Published on 21 Jul 2013 | over 3 years ago
The intrauterine device (IUD) is an effective contraceptive for many women. The copper-releasing IUD can be used for 10 years before replacement and is a good choice for women who cannot, or choose not to, use hormone-releasing contraceptives. However, some women experience an increase in menstrual blood loss and dysmenorrhea. The progestin-releasing IUD can be used for five years. It may reduce menorrhagia and dysmenorrhea, although some women have increased spotting and bleeding during the first months after insertion. The ideal candidates for IUD use are parous women in stable, monogamous relationships. Pregnancy, unexplained vaginal bleeding, and a lifestyle placing the woman at risk for sexually transmitted diseases are contraindications to IUD use. Insertion of the IUD can take place at any time during the menstrual cycle provided the woman is not pregnant. Before insertion, a bimanual examination and a sounding of the uterus are necessary to determine the uterus position and the depth of the uterine cavity.

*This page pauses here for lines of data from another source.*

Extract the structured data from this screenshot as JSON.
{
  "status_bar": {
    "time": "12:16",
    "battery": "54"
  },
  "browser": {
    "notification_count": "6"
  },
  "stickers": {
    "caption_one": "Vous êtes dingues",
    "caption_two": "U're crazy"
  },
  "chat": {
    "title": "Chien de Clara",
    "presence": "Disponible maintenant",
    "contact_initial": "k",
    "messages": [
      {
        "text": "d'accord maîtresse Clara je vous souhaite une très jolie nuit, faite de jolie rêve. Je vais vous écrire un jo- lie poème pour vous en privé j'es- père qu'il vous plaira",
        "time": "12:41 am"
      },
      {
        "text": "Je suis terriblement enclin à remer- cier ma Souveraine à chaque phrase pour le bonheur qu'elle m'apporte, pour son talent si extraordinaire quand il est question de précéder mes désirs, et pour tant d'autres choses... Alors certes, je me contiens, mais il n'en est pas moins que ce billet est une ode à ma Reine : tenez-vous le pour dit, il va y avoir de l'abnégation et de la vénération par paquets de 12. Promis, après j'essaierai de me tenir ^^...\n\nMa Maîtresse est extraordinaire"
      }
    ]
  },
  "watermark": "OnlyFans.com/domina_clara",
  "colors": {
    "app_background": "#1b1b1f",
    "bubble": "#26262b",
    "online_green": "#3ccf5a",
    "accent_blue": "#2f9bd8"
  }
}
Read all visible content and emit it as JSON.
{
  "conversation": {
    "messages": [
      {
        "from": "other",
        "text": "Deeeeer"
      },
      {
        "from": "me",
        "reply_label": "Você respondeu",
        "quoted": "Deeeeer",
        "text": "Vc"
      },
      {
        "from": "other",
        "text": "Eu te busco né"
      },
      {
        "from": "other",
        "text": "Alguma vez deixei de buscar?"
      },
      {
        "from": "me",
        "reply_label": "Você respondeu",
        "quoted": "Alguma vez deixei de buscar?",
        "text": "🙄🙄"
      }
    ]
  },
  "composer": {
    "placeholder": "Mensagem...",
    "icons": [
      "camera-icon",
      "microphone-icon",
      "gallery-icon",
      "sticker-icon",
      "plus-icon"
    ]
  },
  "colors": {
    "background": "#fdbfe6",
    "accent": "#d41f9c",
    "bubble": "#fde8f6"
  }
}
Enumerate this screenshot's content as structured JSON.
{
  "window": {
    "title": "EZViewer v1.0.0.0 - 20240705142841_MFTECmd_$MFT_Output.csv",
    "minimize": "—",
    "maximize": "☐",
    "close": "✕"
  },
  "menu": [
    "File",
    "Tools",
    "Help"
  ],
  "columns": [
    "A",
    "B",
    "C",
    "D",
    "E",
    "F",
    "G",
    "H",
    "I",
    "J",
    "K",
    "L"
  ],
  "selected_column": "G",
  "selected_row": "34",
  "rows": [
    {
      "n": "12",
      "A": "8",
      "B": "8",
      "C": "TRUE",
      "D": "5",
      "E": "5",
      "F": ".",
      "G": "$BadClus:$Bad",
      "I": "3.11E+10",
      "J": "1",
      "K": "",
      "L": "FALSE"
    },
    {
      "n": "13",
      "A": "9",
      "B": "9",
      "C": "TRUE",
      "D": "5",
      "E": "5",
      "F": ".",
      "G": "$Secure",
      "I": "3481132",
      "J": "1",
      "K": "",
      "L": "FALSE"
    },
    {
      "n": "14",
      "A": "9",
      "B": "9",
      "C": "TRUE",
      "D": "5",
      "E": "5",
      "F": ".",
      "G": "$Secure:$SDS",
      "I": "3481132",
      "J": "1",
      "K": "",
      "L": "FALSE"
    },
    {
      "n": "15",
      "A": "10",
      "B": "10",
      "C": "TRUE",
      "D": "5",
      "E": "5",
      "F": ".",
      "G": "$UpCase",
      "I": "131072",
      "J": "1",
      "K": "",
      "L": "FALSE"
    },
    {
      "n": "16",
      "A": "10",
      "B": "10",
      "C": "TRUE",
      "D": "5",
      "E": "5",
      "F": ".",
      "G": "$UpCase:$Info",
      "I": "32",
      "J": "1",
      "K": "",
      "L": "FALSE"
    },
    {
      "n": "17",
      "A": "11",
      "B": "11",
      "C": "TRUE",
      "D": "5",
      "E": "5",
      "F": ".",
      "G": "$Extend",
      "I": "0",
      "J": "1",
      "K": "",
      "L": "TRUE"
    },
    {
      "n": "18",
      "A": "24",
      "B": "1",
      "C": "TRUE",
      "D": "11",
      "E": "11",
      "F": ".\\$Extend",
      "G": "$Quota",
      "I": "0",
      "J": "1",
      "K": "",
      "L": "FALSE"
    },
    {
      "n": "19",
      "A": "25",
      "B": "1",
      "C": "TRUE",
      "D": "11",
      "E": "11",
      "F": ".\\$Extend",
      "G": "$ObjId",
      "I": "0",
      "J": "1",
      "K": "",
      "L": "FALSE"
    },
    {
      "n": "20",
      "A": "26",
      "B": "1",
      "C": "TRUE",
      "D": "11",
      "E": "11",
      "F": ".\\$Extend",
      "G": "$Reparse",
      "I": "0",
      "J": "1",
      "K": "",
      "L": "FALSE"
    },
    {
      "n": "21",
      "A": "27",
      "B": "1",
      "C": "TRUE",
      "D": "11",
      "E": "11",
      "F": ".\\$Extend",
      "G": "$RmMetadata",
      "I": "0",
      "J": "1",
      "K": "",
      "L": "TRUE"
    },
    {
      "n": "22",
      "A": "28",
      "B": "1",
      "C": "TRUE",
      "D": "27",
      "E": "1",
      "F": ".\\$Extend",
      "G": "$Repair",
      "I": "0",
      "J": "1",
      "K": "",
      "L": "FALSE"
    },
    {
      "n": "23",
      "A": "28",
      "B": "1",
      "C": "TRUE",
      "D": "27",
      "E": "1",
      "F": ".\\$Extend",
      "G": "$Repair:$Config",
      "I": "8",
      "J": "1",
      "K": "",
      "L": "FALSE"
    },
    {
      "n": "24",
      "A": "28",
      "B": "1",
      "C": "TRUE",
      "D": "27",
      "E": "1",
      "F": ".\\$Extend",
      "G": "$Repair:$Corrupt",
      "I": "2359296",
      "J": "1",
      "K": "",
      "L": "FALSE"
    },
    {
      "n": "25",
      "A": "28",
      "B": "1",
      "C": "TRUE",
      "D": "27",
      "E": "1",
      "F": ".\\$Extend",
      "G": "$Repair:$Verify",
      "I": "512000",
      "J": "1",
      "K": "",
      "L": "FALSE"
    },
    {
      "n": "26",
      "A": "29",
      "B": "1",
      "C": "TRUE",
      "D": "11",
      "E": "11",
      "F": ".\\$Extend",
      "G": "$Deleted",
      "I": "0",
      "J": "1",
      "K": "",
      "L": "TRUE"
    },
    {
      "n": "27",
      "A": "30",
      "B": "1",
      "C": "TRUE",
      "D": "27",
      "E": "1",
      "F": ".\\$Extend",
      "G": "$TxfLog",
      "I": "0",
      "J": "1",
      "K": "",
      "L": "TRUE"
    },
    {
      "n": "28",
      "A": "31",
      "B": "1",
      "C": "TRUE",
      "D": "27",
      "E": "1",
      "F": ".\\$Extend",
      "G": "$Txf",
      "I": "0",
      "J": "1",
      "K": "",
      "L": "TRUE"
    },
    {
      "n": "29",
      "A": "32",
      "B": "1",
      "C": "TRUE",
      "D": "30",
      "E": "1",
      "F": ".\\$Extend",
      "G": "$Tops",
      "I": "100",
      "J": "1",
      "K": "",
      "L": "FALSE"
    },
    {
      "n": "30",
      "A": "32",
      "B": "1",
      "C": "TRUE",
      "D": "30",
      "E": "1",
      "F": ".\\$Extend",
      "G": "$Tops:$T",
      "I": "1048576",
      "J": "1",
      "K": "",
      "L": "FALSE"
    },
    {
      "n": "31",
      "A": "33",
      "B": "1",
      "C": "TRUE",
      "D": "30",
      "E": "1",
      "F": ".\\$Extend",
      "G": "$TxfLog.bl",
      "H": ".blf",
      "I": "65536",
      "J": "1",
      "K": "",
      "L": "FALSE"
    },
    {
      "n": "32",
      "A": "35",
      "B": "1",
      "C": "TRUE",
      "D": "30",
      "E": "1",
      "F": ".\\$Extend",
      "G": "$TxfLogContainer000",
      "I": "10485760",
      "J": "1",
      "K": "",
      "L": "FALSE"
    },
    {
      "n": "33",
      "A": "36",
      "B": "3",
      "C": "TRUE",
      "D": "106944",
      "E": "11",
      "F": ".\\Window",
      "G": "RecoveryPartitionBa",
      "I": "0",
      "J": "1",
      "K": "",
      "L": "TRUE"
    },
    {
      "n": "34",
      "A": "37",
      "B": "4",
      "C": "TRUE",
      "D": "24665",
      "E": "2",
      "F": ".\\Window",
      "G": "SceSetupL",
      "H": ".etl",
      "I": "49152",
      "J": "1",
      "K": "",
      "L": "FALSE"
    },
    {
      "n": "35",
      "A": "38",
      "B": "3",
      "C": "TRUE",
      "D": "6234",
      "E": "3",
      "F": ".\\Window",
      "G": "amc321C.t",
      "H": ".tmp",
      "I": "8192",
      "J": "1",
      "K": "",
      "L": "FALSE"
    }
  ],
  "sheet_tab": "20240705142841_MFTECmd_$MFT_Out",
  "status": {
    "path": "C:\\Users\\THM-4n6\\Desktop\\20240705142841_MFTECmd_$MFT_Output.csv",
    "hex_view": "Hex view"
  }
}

The IUD is inserted into the uterus according to individual protocols, with the threads cut at a length to allow the patient to check the device's position. Expulsion may occur with both types of IUDs.